There are several over-the-counter options for eczema. Moisturizing creams can help prevent the skin from drying out and cracking, which is good since those symptoms usually lead to infection. Creams with colloidal oatmeal are a good choice as they are enriched with anti-inflammatory properties and help calm the itching sensation. Barrier creams are enriched with ingredients that protect the skin from infection. They can be applied in addition to moisturizing creams or used as a substitute if you are experiencing extremely dry skin. Scrubs are excellent for exfoliating the skin and removing dead skin cells. In addition, exfoliation can help reduce the appearance of dark spots and scars associated with eczema. Finally, ointments are an excellent option for treating cracked and bleeding skin as they hydrate the skin and relieve itching.
Eczema treatment: prescription options
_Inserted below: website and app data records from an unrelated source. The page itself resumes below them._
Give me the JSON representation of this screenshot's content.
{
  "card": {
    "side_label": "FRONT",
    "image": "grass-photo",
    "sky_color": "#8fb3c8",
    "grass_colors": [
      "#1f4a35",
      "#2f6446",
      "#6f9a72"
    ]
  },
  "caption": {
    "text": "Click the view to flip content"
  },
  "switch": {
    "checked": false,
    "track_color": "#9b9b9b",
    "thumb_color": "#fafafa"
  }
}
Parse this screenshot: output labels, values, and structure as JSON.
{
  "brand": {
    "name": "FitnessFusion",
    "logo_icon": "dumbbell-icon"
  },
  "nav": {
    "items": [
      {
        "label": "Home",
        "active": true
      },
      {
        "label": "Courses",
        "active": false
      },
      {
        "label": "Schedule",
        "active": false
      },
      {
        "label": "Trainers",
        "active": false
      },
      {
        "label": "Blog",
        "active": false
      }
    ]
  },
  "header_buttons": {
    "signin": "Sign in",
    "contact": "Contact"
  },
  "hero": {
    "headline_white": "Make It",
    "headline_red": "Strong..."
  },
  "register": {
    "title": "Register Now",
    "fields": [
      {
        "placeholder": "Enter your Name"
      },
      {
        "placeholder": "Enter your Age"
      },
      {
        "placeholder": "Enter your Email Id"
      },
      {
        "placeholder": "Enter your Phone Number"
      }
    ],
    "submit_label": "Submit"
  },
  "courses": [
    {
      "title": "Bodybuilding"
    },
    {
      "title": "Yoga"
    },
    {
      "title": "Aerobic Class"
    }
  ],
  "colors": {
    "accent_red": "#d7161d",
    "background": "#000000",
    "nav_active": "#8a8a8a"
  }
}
Corticosteroids are prescribed for the most extreme cases of eczema. This medication comes in pill, liquid, and topical form and works by reducing inflammation and preventing itching. Because corticosteroids are so potent, they should be used sparingly and only as a last resort. They carry many side effects, including thinning of the skin, infection, and mood swings. Immunosuppressants are a type of steroidal medication that has a broader impact on the body. This treatment is reserved for chronic and severe cases of eczema and is often used with other medications. Antibiotics are recommended in addition to other remedies when your eczema gets infected. They kill bacteria that can cause staph infections, like MRSA.
Staying hydrated for eczema relief
Keeping hydrated is key to preventing eczema flare-ups and managing existing outbreaks. Dehydration is one of the primary triggers for eczema, so it is vital to keep yourself hydrated at all times. If you are living with eczema, you must track your water intake to ensure you are getting enough. You can track your water intake by keeping a water bottle by your side at all times and filling it up as needed. What you put in your water can have a significant impact as well. Try adding citrus fruits, cucumber, or other fruits and vegetables high in water content to boost your skin’s hydration.
Tips to ease the itch and irritation
Applying moisturizer to dry areas of the skin can help reduce the itching sensation and ease any discomfort. In addition, adding moisture to the air can help ease the itching feeling associated with dry skin. Cooling creams are enriched with menthol, camphor, and other ingredients that provide relief from the itching sensation. Taking a hot bath with Epsom salt can help ease the itchiness and hydrate your skin.
Things that cause eczema flare-ups
The connection between stress and flare-ups isn’t well understood, but it is a common cause of eczema. In addition, certain foods and food additives trigger eczema in some people. Dairy, peanuts, gluten, soy, and eggs are the most common culprits. Finally, extreme temperatures and low air quality can trigger eczema.
If you are living with eczema, managing the itching and irritation caused by the condition can be challenging. The best way to prevent and manage eczema is to maintain a healthy lifestyle and follow an eczema treatment plan. Begin by tracking your water intake and ensuring you get the recommended daily amount. Also, try adding fruits and vegetables to your water for an extra hydration boost. Next, keep your hands and skin clean to prevent infection. Then, apply moisturizer to your skin daily to keep it hydrated and prevent flare-ups. Finally, follow an eczema diet to reduce your risk of outbreaks.